We are experienced in relation to making annulment applications and usually have a number of these running at any one time.
Bankruptcy annulment is the cancelling of a bankruptcy order made against an individual.
The legal effect of an annulment is that the person concerned is deemed never to have been bankrupted, so it is as though it had never happened. This will restore their credit and reputation and will result in any of the individual’s property which is vested in the Official Receiver/Trustee in Bankruptcy to be returned.
It will also result in relevant bankruptcy entries in public registers or the Land Registry being removed.
There are three grounds upon which a Bankruptcy can be annulled;
- That the bankruptcy order should never have been made. This is fairly difficult and in practice is a very rare basis for an application. This applies to a situation where for instance there was no debt outstanding or whether the debt has already been paid, and the Bankruptcy Order was therefore wrongly made.
- The debts and expenses of the bankruptcy have been paid or secured in full to the satisfaction of the court.
- If an undischarged bankruptcy makes an agreement with its creditors to enter into an Individual Voluntary Arrangement (IVA).
The information on this page will concentrate upon the second ground which is much more commonly used.
However, in the event of making an application to annul on the first ground, it is always necessary to obtain the opinion of Insolvency Counsel as to whether there are realistic prospects of success.
In relation to making an application to annul the bankruptcy on the second ground, this will require all the debts and expenses of the bankruptcy to be paid off in full. This will include the Official Receiver’s or Trustee in Bankruptcy’s costs including their legal fees and other expenses for administering the bankruptcy up until the date of annulment.
Raising money to annul bankruptcy on grounds of payment of the debts and expenses of the bankruptcy in full.
There are several methods of raising the money. This may be from family and friends.
However, commonly this is by way of specialist finance known as annulment finance. Only a number of specialist lenders provide this sort of facility.
The raising of the monies is normally based upon a property which has substantial equity in it. Normally the loan can be raised at 65% loan to value, e.g., if your property has a value of £500,000, a loan of up to £325,000 may be raised.

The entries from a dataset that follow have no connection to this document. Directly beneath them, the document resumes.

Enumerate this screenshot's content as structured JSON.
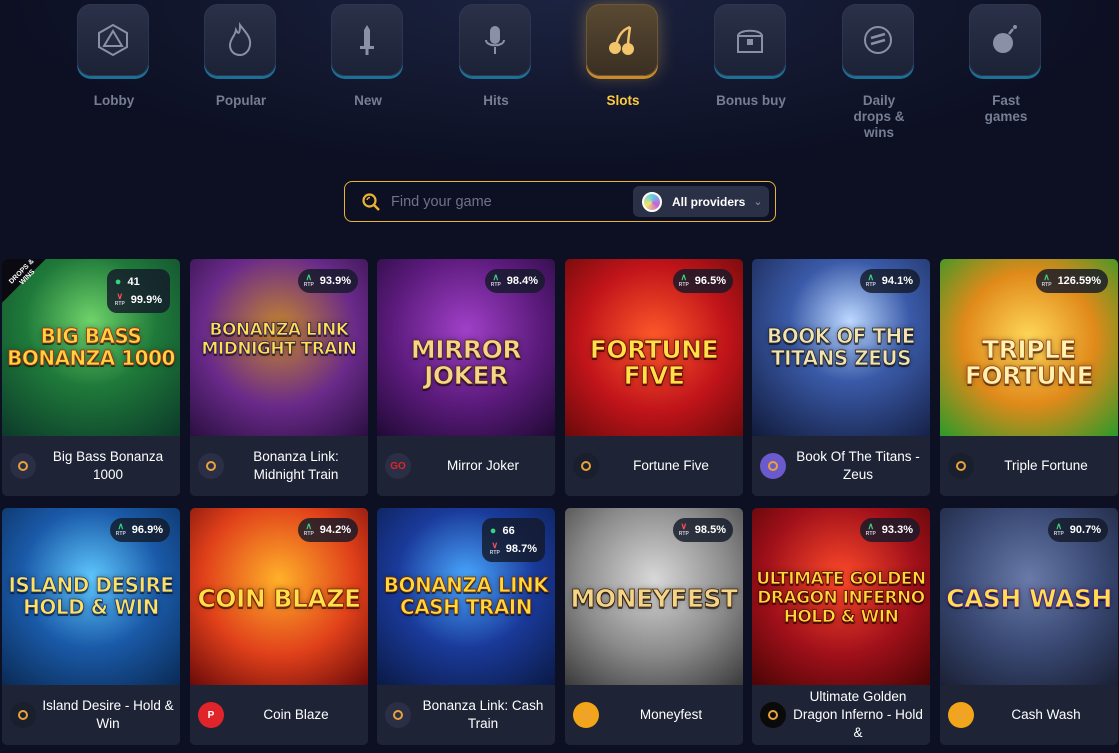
{
  "categories": [
    {
      "label": "Lobby",
      "icon": "dice-icon",
      "active": false
    },
    {
      "label": "Popular",
      "icon": "flame-icon",
      "active": false
    },
    {
      "label": "New",
      "icon": "sword-icon",
      "active": false
    },
    {
      "label": "Hits",
      "icon": "microphone-icon",
      "active": false
    },
    {
      "label": "Slots",
      "icon": "cherries-icon",
      "active": true
    },
    {
      "label": "Bonus buy",
      "icon": "treasure-chest-icon",
      "active": false
    },
    {
      "label": "Daily drops & wins",
      "icon": "drops-wins-icon",
      "active": false
    },
    {
      "label": "Fast games",
      "icon": "bomb-icon",
      "active": false
    }
  ],
  "search": {
    "placeholder": "Find your game",
    "providers_label": "All providers"
  },
  "colors": {
    "accent": "#ffc93b",
    "background": "#0d1023",
    "rtp_up": "#3ad27a",
    "rtp_down": "#ff4b5e"
  },
  "rtp_caption": "RTP",
  "drops_badge": "DROPS & WINS",
  "games": [
    {
      "name": "Big Bass Bonanza 1000",
      "art_text": "BIG BASS BONANZA 1000",
      "rtp": "99.9%",
      "rtp_dir": "down",
      "players": "41",
      "provider_icon": "pragmatic-play-icon",
      "drops": true
    },
    {
      "name": "Bonanza Link: Midnight Train",
      "art_text": "BONANZA LINK MIDNIGHT TRAIN",
      "rtp": "93.9%",
      "rtp_dir": "up",
      "provider_icon": "provider-v-icon"
    },
    {
      "name": "Mirror Joker",
      "art_text": "MIRROR JOKER",
      "rtp": "98.4%",
      "rtp_dir": "up",
      "provider_icon": "go-icon",
      "provider_text": "GO"
    },
    {
      "name": "Fortune Five",
      "art_text": "FORTUNE FIVE",
      "rtp": "96.5%",
      "rtp_dir": "up",
      "provider_icon": "gamebeat-icon"
    },
    {
      "name": "Book Of The Titans - Zeus",
      "art_text": "BOOK OF THE TITANS ZEUS",
      "rtp": "94.1%",
      "rtp_dir": "up",
      "provider_icon": "provider-s-icon"
    },
    {
      "name": "Triple Fortune",
      "art_text": "TRIPLE FORTUNE",
      "rtp": "126.59%",
      "rtp_dir": "up",
      "provider_icon": "diamond-grid-icon"
    },
    {
      "name": "Island Desire - Hold & Win",
      "art_text": "ISLAND DESIRE HOLD & WIN",
      "rtp": "96.9%",
      "rtp_dir": "up",
      "provider_icon": "provider-n-icon"
    },
    {
      "name": "Coin Blaze",
      "art_text": "COIN BLAZE",
      "rtp": "94.2%",
      "rtp_dir": "up",
      "provider_icon": "provider-p-icon",
      "provider_text": "P"
    },
    {
      "name": "Bonanza Link: Cash Train",
      "art_text": "BONANZA LINK CASH TRAIN",
      "rtp": "98.7%",
      "rtp_dir": "down",
      "players": "66",
      "provider_icon": "provider-v-icon"
    },
    {
      "name": "Moneyfest",
      "art_text": "MONEYFEST",
      "rtp": "98.5%",
      "rtp_dir": "down",
      "provider_icon": "swirl-icon"
    },
    {
      "name": "Ultimate Golden Dragon Inferno - Hold &",
      "art_text": "ULTIMATE GOLDEN DRAGON INFERNO HOLD & WIN",
      "rtp": "93.3%",
      "rtp_dir": "up",
      "provider_icon": "bs-icon"
    },
    {
      "name": "Cash Wash",
      "art_text": "CASH WASH",
      "rtp": "90.7%",
      "rtp_dir": "up",
      "provider_icon": "swirl-icon"
    }
  ]
}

Annulment finance is typically bridging finance and relatively expensive. There would be an arrangement fee of around £5,000.

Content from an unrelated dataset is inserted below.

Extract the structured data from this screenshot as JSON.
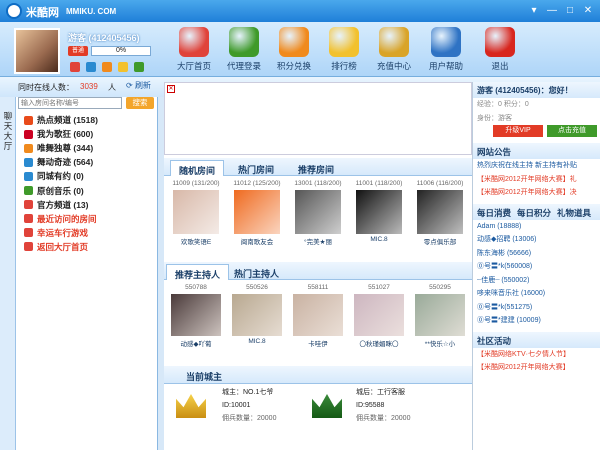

There will also typically be monthly interest which is rolled up until the loan is paid off. The rolled-up interest is typically over a 6 – 12-month period. Interest can be quite high and sometimes over 20% per annum. The benefit of annulling a bankruptcy in this way is to allow the bankrupt to retain control of the sale of the property rather than allow the Trustee in Bankruptcy to carry out a forced sale at a lower value.
There are a number of specialist brokers who can assist with the raising of this type of finance who we can recommend. They are not connected to this firm and we do not have any financial arrangements with them.
Annulment finance is typically bridging finance and the commercial expediency is to pay off the bridging loan as soon as reasonably possible. This can be by way of remortgaging the property at normal commercial rates – following the ending of the bankruptcy order, or alternatively by selling the property.
A sale of the property by the bankrupt and/or his partner will usually result in a much better realisation than a sale by a Trustee. If a Trustee sells a property then all the net proceeds will need to be paid by the Trustee in Bankruptcy into the Bank of England Insolvency Services account which is subject to a negative tax, typically at 15%.
Additionally, when a Trustee sells a property this would be normally based upon a 90-day sale with a forced sale value being obtained – typically the same as if a mortgagee in possession were to sell. In my experience a forced sale price is normally about 70% of the full market value which can be achieved by an owner occupier selling the property.
An owner occupier sale of the property will not be limited to 90-day period and is able to continue to market the property for offers unless and until a proper offer is received.
The bridging finance as stated is typically between 6 to 12 months with rolled up interest payments and so accordingly an owner occupier would have the extra time period to properly expose the property for sale upon the market.
An application for bankruptcy annulment is a fairly involved process. This would normally involve writing to all creditors and obtaining statements of account from them.
Statutory interest will also have to be calculated which runs at 8% per annum from the date of the relevant bankruptcy order.
Sometimes it is possible to negotiate with the creditors to attempt to agree for them to accept reduced amounts, upon the basis that the reduced amounts will be paid off quite quickly if the bankruptcy is annulled.
A number of creditors may not be co-operative and will ignore correspondence and it will be necessary to chase them up etc.
It is also not unusual for new creditors to appear out of the woodwork and submit a proof of debt in the bankruptcy. The requirement for annulment is that all debts must be paid or secured to the satisfaction of the Court. If there was a dispute as to debt the monies could be paid into Court so that the annulment may proceed with the dispute remaining to be resolved or determined by the Court.